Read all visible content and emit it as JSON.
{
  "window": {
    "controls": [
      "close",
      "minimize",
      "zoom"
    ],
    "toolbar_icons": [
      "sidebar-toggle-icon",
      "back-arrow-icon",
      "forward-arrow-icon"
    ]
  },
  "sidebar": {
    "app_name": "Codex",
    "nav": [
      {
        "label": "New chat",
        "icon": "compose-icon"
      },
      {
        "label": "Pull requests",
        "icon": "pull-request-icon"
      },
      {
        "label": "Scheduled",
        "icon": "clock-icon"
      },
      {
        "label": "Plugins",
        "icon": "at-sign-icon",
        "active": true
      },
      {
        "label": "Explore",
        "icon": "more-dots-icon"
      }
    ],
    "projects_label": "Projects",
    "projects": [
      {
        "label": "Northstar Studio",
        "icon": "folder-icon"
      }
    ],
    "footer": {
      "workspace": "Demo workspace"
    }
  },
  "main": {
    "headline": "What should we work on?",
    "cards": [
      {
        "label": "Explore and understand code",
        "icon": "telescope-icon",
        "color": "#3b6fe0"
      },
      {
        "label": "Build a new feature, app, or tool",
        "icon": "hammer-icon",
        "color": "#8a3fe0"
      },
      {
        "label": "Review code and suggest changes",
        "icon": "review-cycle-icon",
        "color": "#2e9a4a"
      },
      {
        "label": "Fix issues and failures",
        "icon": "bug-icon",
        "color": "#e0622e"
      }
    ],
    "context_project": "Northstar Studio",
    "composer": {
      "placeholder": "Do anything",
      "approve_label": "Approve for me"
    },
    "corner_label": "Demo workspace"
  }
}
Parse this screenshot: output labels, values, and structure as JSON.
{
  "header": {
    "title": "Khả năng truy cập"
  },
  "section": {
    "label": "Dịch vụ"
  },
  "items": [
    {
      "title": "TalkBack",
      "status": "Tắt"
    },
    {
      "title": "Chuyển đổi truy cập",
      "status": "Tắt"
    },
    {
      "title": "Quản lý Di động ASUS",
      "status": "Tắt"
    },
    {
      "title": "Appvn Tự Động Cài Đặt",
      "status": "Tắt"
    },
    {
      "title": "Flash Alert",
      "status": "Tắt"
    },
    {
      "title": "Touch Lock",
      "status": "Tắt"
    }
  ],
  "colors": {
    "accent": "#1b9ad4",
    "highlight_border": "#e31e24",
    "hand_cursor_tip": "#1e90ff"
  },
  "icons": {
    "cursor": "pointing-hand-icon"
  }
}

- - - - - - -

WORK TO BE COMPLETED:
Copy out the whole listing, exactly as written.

SOLVED EXERCISE:
Read all visible content and emit it as JSON.
{
  "window": {
    "controls": [
      "close",
      "minimize",
      "zoom"
    ],
    "toolbar_icons": [
      "sidebar-toggle-icon",
      "back-arrow-icon",
      "forward-arrow-icon"
    ]
  },
  "sidebar": {
    "app_name": "Codex",
    "nav": [
      {
        "label": "New chat",
        "icon": "compose-icon"
      },
      {
        "label": "Pull requests",
        "icon": "pull-request-icon"
      },
      {
        "label": "Scheduled",
        "icon": "clock-icon"
      },
      {
        "label": "Plugins",
        "icon": "at-sign-icon",
        "active": true
      },
      {
        "label": "Explore",
        "icon": "more-dots-icon"
      }
    ],
    "projects_label": "Projects",
    "projects": [
      {
        "label": "Northstar Studio",
        "icon": "folder-icon"
      }
    ],
    "footer": {
      "workspace": "Demo workspace"
    }
  },
  "main": {
    "headline": "What should we work on?",
    "cards": [
      {
        "label": "Explore and understand code",
        "icon": "telescope-icon",
        "color": "#3b6fe0"
      },
      {
        "label": "Build a new feature, app, or tool",
        "icon": "hammer-icon",
        "color": "#8a3fe0"
      },
      {
        "label": "Review code and suggest changes",
        "icon": "review-cycle-icon",
        "color": "#2e9a4a"
      },
      {
        "label": "Fix issues and failures",
        "icon": "bug-icon",
        "color": "#e0622e"
      }
    ],
    "context_project": "Northstar Studio",
    "composer": {
      "placeholder": "Do anything",
      "approve_label": "Approve for me"
    },
    "corner_label": "Demo workspace"
  }
}
Parse this screenshot: output labels, values, and structure as JSON.
{
  "header": {
    "title": "Khả năng truy cập"
  },
  "section": {
    "label": "Dịch vụ"
  },
  "items": [
    {
      "title": "TalkBack",
      "status": "Tắt"
    },
    {
      "title": "Chuyển đổi truy cập",
      "status": "Tắt"
    },
    {
      "title": "Quản lý Di động ASUS",
      "status": "Tắt"
    },
    {
      "title": "Appvn Tự Động Cài Đặt",
      "status": "Tắt"
    },
    {
      "title": "Flash Alert",
      "status": "Tắt"
    },
    {
      "title": "Touch Lock",
      "status": "Tắt"
    }
  ],
  "colors": {
    "accent": "#1b9ad4",
    "highlight_border": "#e31e24",
    "hand_cursor_tip": "#1e90ff"
  },
  "icons": {
    "cursor": "pointing-hand-icon"
  }
}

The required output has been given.